One thing I'll be forever grateful for, are the quiet chats I have with my teenage daughter .. usually after bed time when she's ruminating on life, the Universe and everything.
Last night, after a day under the duvet nursing a standard strep throat, I went to tuck her in ( she'll always be my baby ) and I knew that there were 'issues' running around her mind. Not much prodding prompted an almighty question for a Monday night at 10.45pm .. ' Mum, why do we always HAVE to be so happy'
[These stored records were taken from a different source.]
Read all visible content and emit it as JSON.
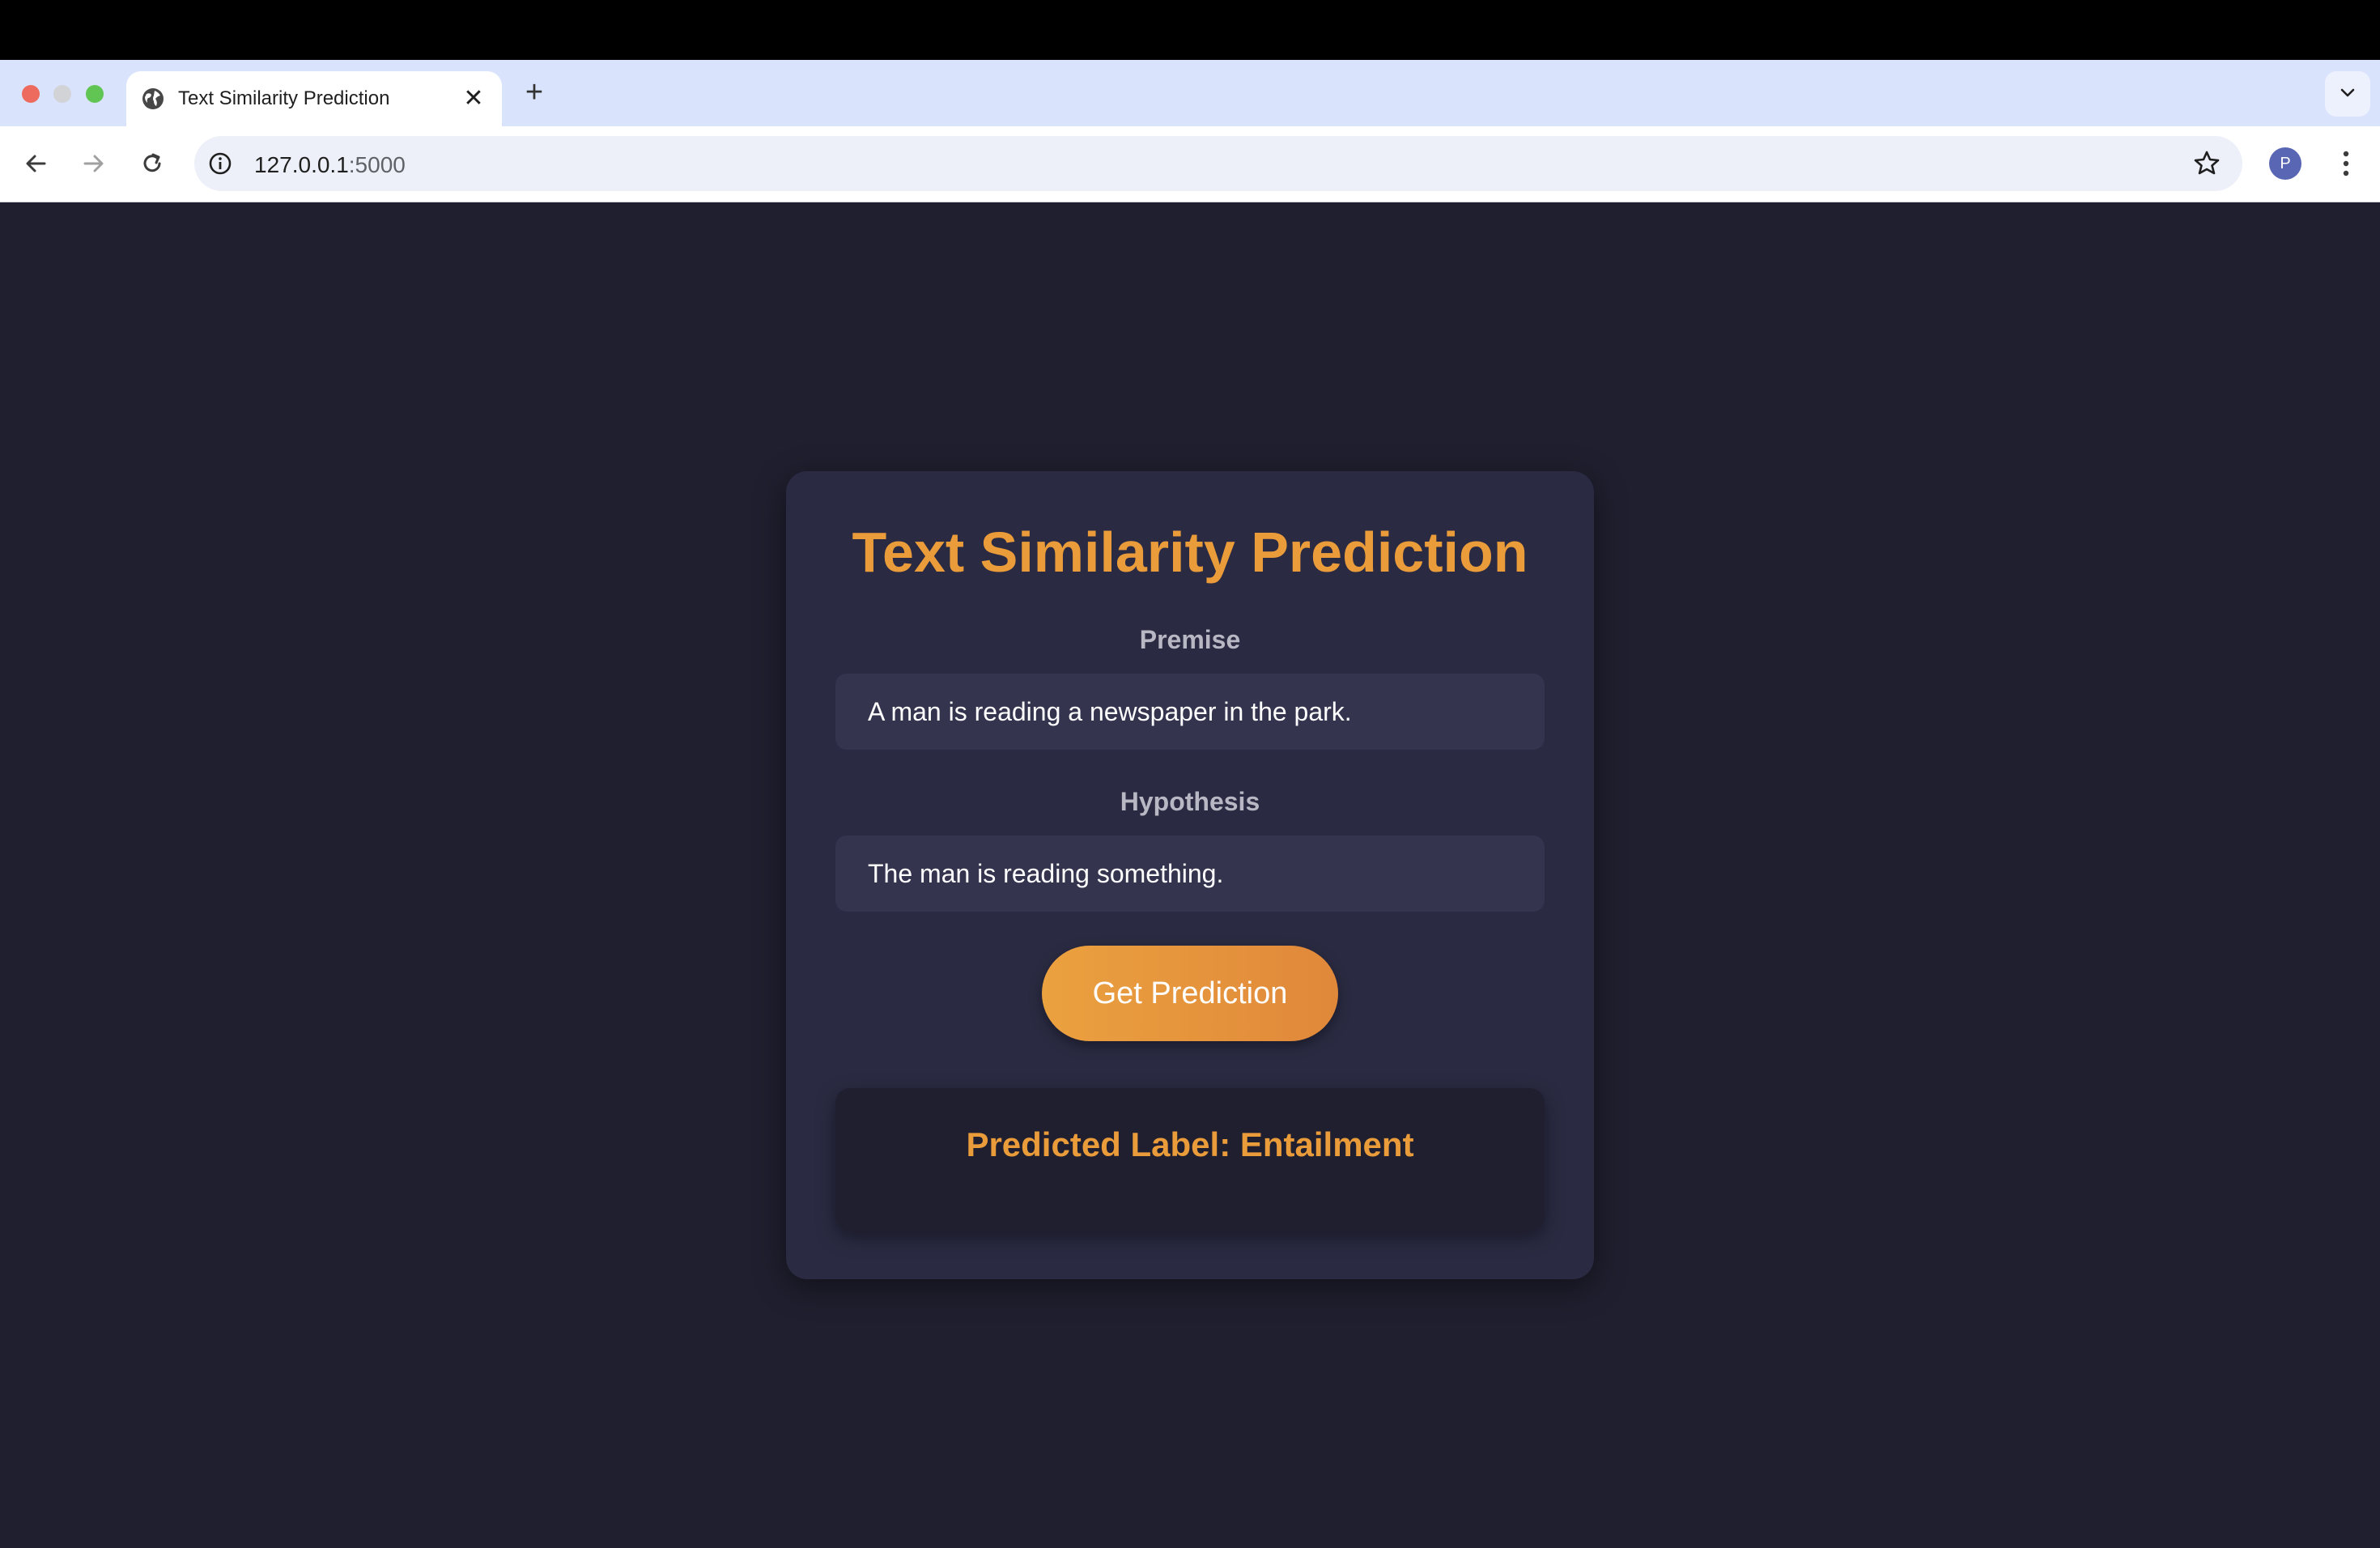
{
  "browser": {
    "tab_title": "Text Similarity Prediction",
    "new_tab_symbol": "+",
    "close_symbol": "✕",
    "url_host": "127.0.0.1",
    "url_port": ":5000",
    "avatar_letter": "P"
  },
  "page": {
    "title": "Text Similarity Prediction",
    "premise_label": "Premise",
    "premise_value": "A man is reading a newspaper in the park.",
    "hypothesis_label": "Hypothesis",
    "hypothesis_value": "The man is reading something.",
    "button_label": "Get Prediction",
    "result_text": "Predicted Label: Entailment"
  },
  "colors": {
    "accent": "#eb9c3a",
    "page_background": "#1f1f2f",
    "card_background": "#2a2a42",
    "input_background": "#34344f"
  },
  "icons": [
    "globe-icon",
    "close-icon",
    "plus-icon",
    "chevron-down-icon",
    "back-arrow-icon",
    "forward-arrow-icon",
    "reload-icon",
    "info-icon",
    "star-icon",
    "more-vert-icon"
  ]
}
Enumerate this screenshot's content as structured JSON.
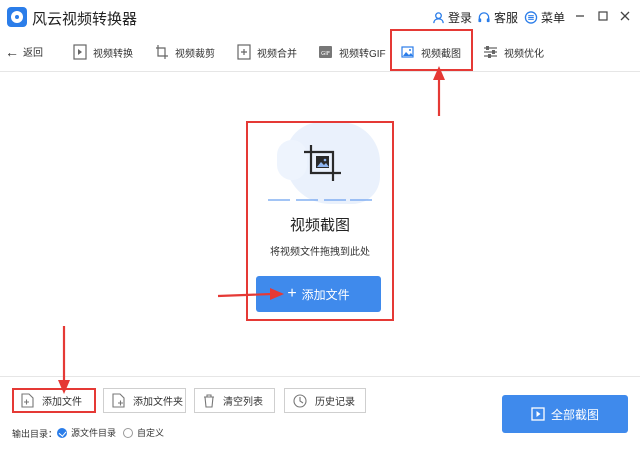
{
  "app": {
    "title": "风云视频转换器"
  },
  "titlebar": {
    "login": "登录",
    "service": "客服",
    "menu": "菜单"
  },
  "toolbar": {
    "back": "返回",
    "tools": [
      {
        "label": "视频转换",
        "icon": "video-convert-icon"
      },
      {
        "label": "视频裁剪",
        "icon": "video-crop-icon"
      },
      {
        "label": "视频合并",
        "icon": "video-merge-icon"
      },
      {
        "label": "视频转GIF",
        "icon": "gif-icon"
      },
      {
        "label": "视频截图",
        "icon": "screenshot-icon",
        "active": true
      },
      {
        "label": "视频优化",
        "icon": "optimize-icon"
      }
    ]
  },
  "dropzone": {
    "title": "视频截图",
    "hint": "将视频文件拖拽到此处",
    "add_button": "添加文件"
  },
  "bottom": {
    "buttons": [
      "添加文件",
      "添加文件夹",
      "清空列表",
      "历史记录"
    ],
    "output_label": "输出目录：",
    "radio_source": "源文件目录",
    "radio_custom": "自定义",
    "convert_all": "全部截图"
  },
  "colors": {
    "accent": "#3f8aec",
    "highlight_red": "#e53935"
  }
}
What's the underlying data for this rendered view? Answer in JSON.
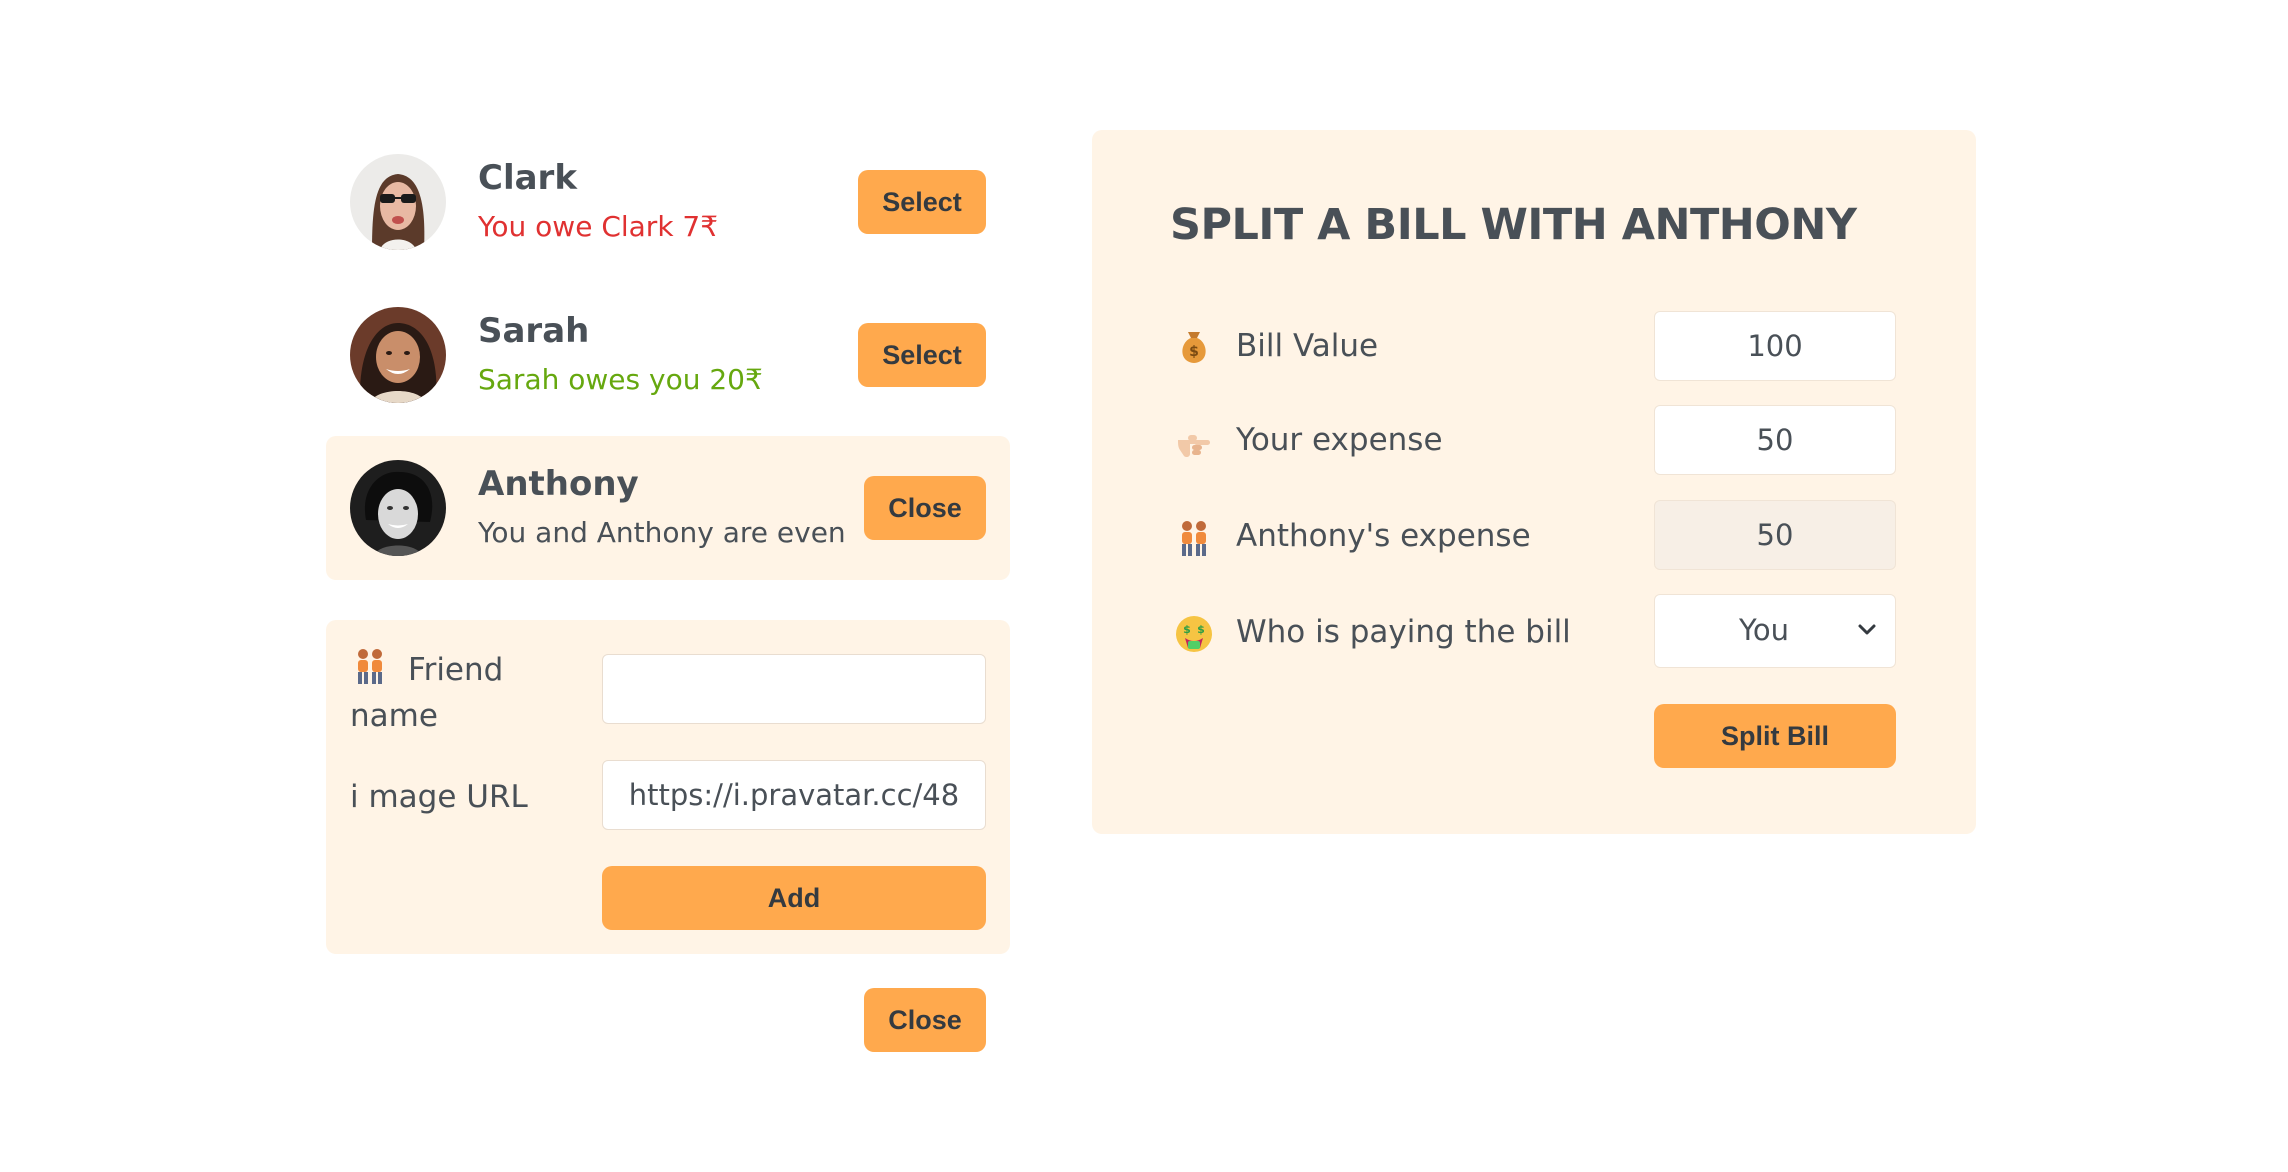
{
  "friends": [
    {
      "name": "Clark",
      "status": "You owe Clark 7₹",
      "status_color": "#e03131",
      "button": "Select",
      "active": false
    },
    {
      "name": "Sarah",
      "status": "Sarah owes you 20₹",
      "status_color": "#66a80f",
      "button": "Select",
      "active": false
    },
    {
      "name": "Anthony",
      "status": "You and Anthony are even",
      "status_color": "#495057",
      "button": "Close",
      "active": true
    }
  ],
  "add_form": {
    "friend_name_label": "Friend name",
    "friend_name_value": "",
    "image_url_label": "i mage URL",
    "image_url_value": "https://i.pravatar.cc/48",
    "add_button": "Add",
    "close_button": "Close"
  },
  "split": {
    "title": "SPLIT A BILL WITH ANTHONY",
    "bill_label": "Bill Value",
    "bill_value": "100",
    "your_expense_label": "Your expense",
    "your_expense_value": "50",
    "friend_expense_label": "Anthony's expense",
    "friend_expense_value": "50",
    "payer_label": "Who is paying the bill",
    "payer_value": "You",
    "submit_button": "Split Bill"
  },
  "icons": {
    "bill": "money-bag-icon",
    "your_expense": "pointing-hand-icon",
    "friend_expense": "two-people-icon",
    "payer": "money-mouth-face-icon",
    "friend_name": "two-people-icon"
  },
  "colors": {
    "accent": "#ffa94d",
    "panel": "#fff4e6",
    "text": "#495057",
    "owe_red": "#e03131",
    "owed_green": "#66a80f"
  }
}
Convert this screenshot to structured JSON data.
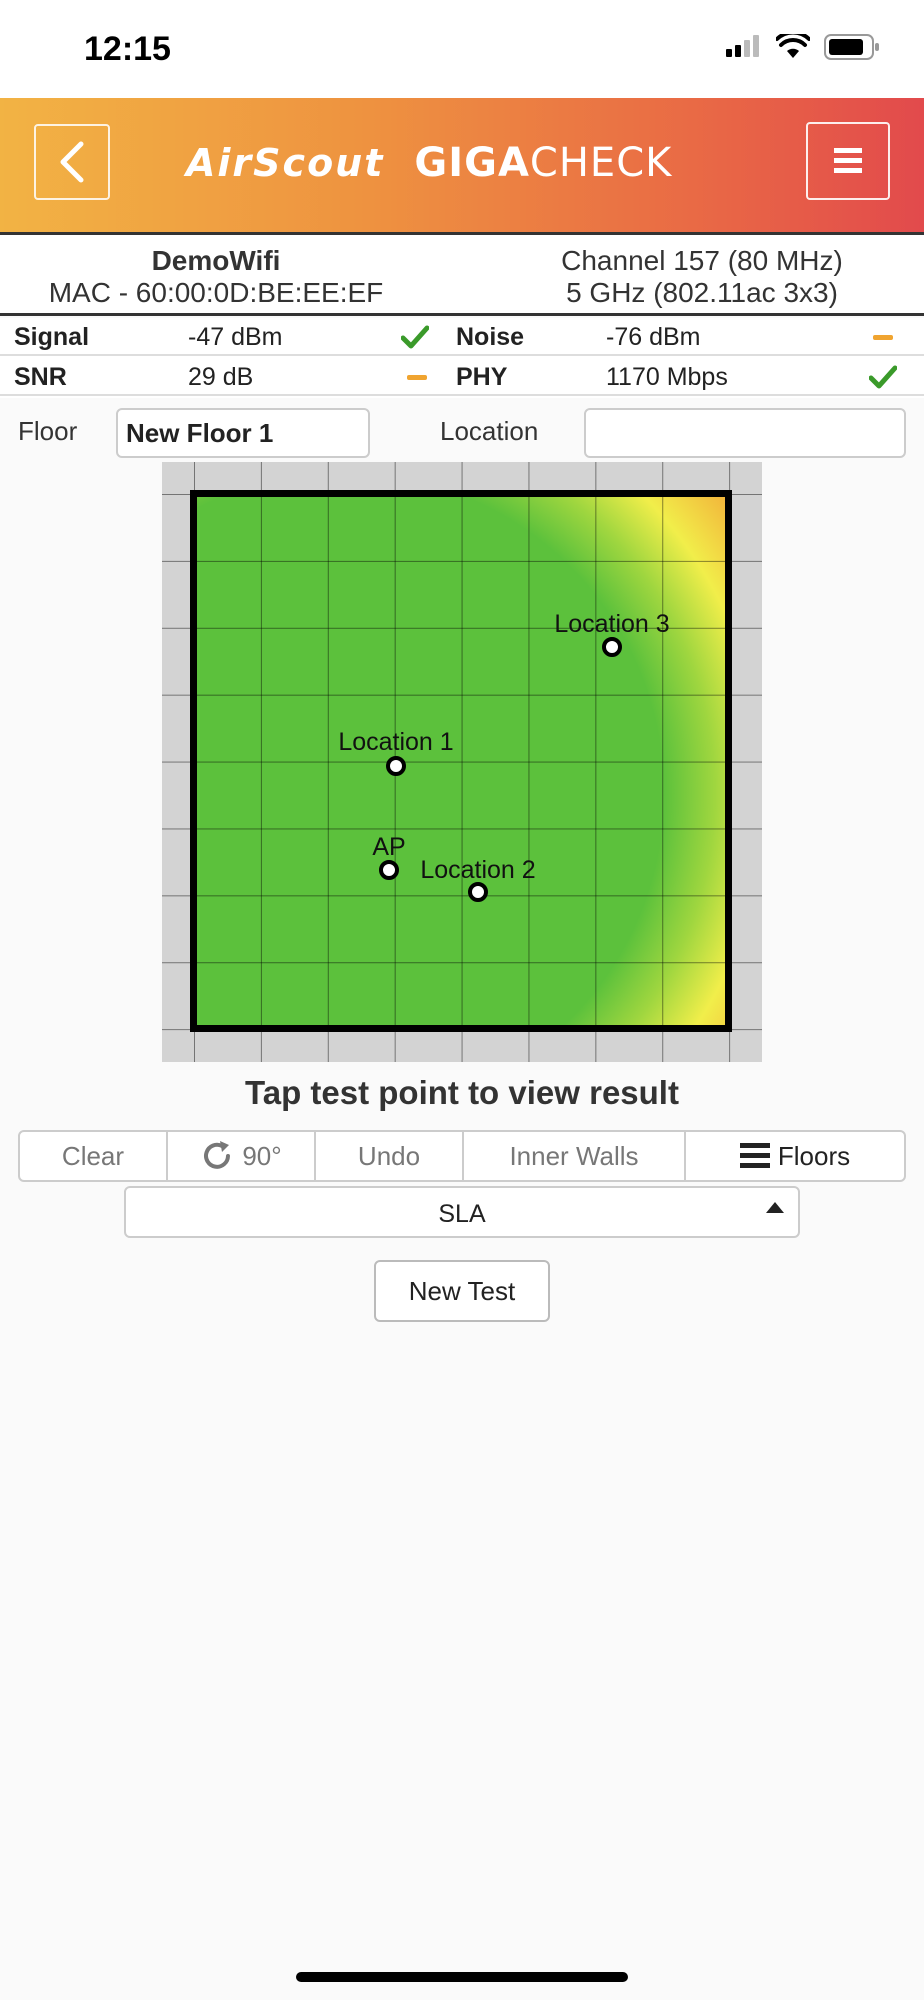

Now, you know as well as I do that in our info indulgent online World, the onslaught of parenting tips and advice is incessant and aggressive. What they eat, how they play, who they play with, what they wear, identity, which school, allergies, and of course and gratefully, more and more, their mental health. Most of this all culminates in the typical sign off, ' We just want them to be happy'
So I'm sitting there on the edge of her bed, thinking reeeaaall quick. Is she trying to tell me she's depressed ? Maybe there's more Snapchat related beef going on at school ? GCSE stress ? TALK TO ME I'M FREAKING OUT ! And the panic that was rising in my chest was palpable because, our default setting IS to panic when they tell you that they're not happy and then leap to def con 5 and start executing the 'happy plan'. And I'm looking at her thinking, that's not what I need to do right now is it.
It's not an original thought I know, but right then and there I felt like telling the truth was more important than ever ... and that is, that we can't be happy all the time and that's perfectly and absolutely ok. We all have melancholic days, we all have reason to be sad sometimes and desperately trying to shove our kids out of the gloom and into the spotlight of constant chirpy'ness, is so very unhelpful.
When I was doing the Sunday Surgery on Radio 1, back in the day with the wonderful Dr Mark Hamilton, we'd regularly have people ask me why 'these callers' got in touch with their emotional problems .. 'don't they have friends?' Yes, of course they have friends, but until recently it really hasn't been cool to unload and share your anxieties and for Teens, I have to be honest, that doesn't seem to be changing a great deal. Insta Happy pear group pressure is rife .. like who wants to see sad people on my feed though ? I won't do my 'safety on the Internet is the White Elephant in the room, rant' right now ... see next week's blog ! BUT ... with all the excellent and overdue focus on mental health that we are experiencing, I really hope that some of that filters in to Schools and online to let our kids know that being in touch with your emotions means knowing that sometimes you will be sad and miserable. And accepting that is a huge gift. Not only and simply because it's how we know the good times are back but also learning ourselves how to process sadness knowing that it's not something that needs 'getting out of' sometimes, is a good thing. And then knowing when you need to ask for help and some support ... which you'll never do if we're determined that making you 'happy' is the answer.